---------- Dataset

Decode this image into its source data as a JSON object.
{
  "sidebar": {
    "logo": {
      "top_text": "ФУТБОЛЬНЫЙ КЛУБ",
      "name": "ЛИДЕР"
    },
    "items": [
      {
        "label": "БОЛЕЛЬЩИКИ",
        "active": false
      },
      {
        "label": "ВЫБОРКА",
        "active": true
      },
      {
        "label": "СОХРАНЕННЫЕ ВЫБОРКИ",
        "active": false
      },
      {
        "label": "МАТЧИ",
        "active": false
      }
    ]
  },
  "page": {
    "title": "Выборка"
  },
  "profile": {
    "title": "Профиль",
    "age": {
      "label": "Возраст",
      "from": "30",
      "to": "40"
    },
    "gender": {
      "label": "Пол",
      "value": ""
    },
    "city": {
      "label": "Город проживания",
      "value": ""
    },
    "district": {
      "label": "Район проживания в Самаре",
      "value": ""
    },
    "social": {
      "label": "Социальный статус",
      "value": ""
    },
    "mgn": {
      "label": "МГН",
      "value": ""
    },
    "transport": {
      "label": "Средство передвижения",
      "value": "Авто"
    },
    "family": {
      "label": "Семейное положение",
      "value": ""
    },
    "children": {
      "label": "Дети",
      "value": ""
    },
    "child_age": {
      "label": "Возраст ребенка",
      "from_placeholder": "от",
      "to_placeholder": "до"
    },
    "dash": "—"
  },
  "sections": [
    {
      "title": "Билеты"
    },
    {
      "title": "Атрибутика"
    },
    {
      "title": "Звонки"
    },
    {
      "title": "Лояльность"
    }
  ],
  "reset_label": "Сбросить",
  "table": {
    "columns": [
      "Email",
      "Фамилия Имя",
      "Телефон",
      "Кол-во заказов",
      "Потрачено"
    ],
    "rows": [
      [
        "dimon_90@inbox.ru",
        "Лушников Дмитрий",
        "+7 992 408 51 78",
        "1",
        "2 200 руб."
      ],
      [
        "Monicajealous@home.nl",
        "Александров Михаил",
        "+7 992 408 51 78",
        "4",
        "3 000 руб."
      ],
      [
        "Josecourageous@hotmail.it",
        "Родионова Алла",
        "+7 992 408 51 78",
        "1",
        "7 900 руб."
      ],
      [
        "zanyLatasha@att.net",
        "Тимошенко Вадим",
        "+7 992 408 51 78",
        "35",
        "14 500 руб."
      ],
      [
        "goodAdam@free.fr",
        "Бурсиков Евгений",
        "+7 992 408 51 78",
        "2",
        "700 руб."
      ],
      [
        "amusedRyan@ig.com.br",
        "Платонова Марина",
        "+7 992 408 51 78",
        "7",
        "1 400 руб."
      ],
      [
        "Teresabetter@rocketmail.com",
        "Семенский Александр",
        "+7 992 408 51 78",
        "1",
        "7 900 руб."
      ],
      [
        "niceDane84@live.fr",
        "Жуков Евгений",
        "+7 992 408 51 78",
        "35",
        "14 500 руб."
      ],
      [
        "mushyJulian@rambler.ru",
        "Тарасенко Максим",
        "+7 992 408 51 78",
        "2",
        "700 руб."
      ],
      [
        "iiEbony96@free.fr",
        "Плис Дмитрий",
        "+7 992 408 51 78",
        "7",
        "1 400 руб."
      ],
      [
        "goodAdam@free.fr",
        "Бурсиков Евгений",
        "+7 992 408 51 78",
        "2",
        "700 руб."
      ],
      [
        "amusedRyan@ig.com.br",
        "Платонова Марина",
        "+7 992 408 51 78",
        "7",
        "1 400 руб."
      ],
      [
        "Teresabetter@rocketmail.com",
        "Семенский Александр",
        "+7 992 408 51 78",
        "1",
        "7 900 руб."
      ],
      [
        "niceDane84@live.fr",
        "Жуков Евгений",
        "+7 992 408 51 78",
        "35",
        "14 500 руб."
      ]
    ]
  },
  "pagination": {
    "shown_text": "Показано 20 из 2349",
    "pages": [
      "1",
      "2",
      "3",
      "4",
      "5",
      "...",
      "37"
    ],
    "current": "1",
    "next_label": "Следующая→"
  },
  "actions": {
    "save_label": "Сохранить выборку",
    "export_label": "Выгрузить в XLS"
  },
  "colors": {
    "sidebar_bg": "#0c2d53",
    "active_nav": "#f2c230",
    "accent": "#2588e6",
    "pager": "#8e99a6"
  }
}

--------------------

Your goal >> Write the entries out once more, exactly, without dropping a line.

Written response >>
Decode this image into its source data as a JSON object.
{
  "sidebar": {
    "logo": {
      "top_text": "ФУТБОЛЬНЫЙ КЛУБ",
      "name": "ЛИДЕР"
    },
    "items": [
      {
        "label": "БОЛЕЛЬЩИКИ",
        "active": false
      },
      {
        "label": "ВЫБОРКА",
        "active": true
      },
      {
        "label": "СОХРАНЕННЫЕ ВЫБОРКИ",
        "active": false
      },
      {
        "label": "МАТЧИ",
        "active": false
      }
    ]
  },
  "page": {
    "title": "Выборка"
  },
  "profile": {
    "title": "Профиль",
    "age": {
      "label": "Возраст",
      "from": "30",
      "to": "40"
    },
    "gender": {
      "label": "Пол",
      "value": ""
    },
    "city": {
      "label": "Город проживания",
      "value": ""
    },
    "district": {
      "label": "Район проживания в Самаре",
      "value": ""
    },
    "social": {
      "label": "Социальный статус",
      "value": ""
    },
    "mgn": {
      "label": "МГН",
      "value": ""
    },
    "transport": {
      "label": "Средство передвижения",
      "value": "Авто"
    },
    "family": {
      "label": "Семейное положение",
      "value": ""
    },
    "children": {
      "label": "Дети",
      "value": ""
    },
    "child_age": {
      "label": "Возраст ребенка",
      "from_placeholder": "от",
      "to_placeholder": "до"
    },
    "dash": "—"
  },
  "sections": [
    {
      "title": "Билеты"
    },
    {
      "title": "Атрибутика"
    },
    {
      "title": "Звонки"
    },
    {
      "title": "Лояльность"
    }
  ],
  "reset_label": "Сбросить",
  "table": {
    "columns": [
      "Email",
      "Фамилия Имя",
      "Телефон",
      "Кол-во заказов",
      "Потрачено"
    ],
    "rows": [
      [
        "dimon_90@inbox.ru",
        "Лушников Дмитрий",
        "+7 992 408 51 78",
        "1",
        "2 200 руб."
      ],
      [
        "Monicajealous@home.nl",
        "Александров Михаил",
        "+7 992 408 51 78",
        "4",
        "3 000 руб."
      ],
      [
        "Josecourageous@hotmail.it",
        "Родионова Алла",
        "+7 992 408 51 78",
        "1",
        "7 900 руб."
      ],
      [
        "zanyLatasha@att.net",
        "Тимошенко Вадим",
        "+7 992 408 51 78",
        "35",
        "14 500 руб."
      ],
      [
        "goodAdam@free.fr",
        "Бурсиков Евгений",
        "+7 992 408 51 78",
        "2",
        "700 руб."
      ],
      [
        "amusedRyan@ig.com.br",
        "Платонова Марина",
        "+7 992 408 51 78",
        "7",
        "1 400 руб."
      ],
      [
        "Teresabetter@rocketmail.com",
        "Семенский Александр",
        "+7 992 408 51 78",
        "1",
        "7 900 руб."
      ],
      [
        "niceDane84@live.fr",
        "Жуков Евгений",
        "+7 992 408 51 78",
        "35",
        "14 500 руб."
      ],
      [
        "mushyJulian@rambler.ru",
        "Тарасенко Максим",
        "+7 992 408 51 78",
        "2",
        "700 руб."
      ],
      [
        "iiEbony96@free.fr",
        "Плис Дмитрий",
        "+7 992 408 51 78",
        "7",
        "1 400 руб."
      ],
      [
        "goodAdam@free.fr",
        "Бурсиков Евгений",
        "+7 992 408 51 78",
        "2",
        "700 руб."
      ],
      [
        "amusedRyan@ig.com.br",
        "Платонова Марина",
        "+7 992 408 51 78",
        "7",
        "1 400 руб."
      ],
      [
        "Teresabetter@rocketmail.com",
        "Семенский Александр",
        "+7 992 408 51 78",
        "1",
        "7 900 руб."
      ],
      [
        "niceDane84@live.fr",
        "Жуков Евгений",
        "+7 992 408 51 78",
        "35",
        "14 500 руб."
      ]
    ]
  },
  "pagination": {
    "shown_text": "Показано 20 из 2349",
    "pages": [
      "1",
      "2",
      "3",
      "4",
      "5",
      "...",
      "37"
    ],
    "current": "1",
    "next_label": "Следующая→"
  },
  "actions": {
    "save_label": "Сохранить выборку",
    "export_label": "Выгрузить в XLS"
  },
  "colors": {
    "sidebar_bg": "#0c2d53",
    "active_nav": "#f2c230",
    "accent": "#2588e6",
    "pager": "#8e99a6"
  }
}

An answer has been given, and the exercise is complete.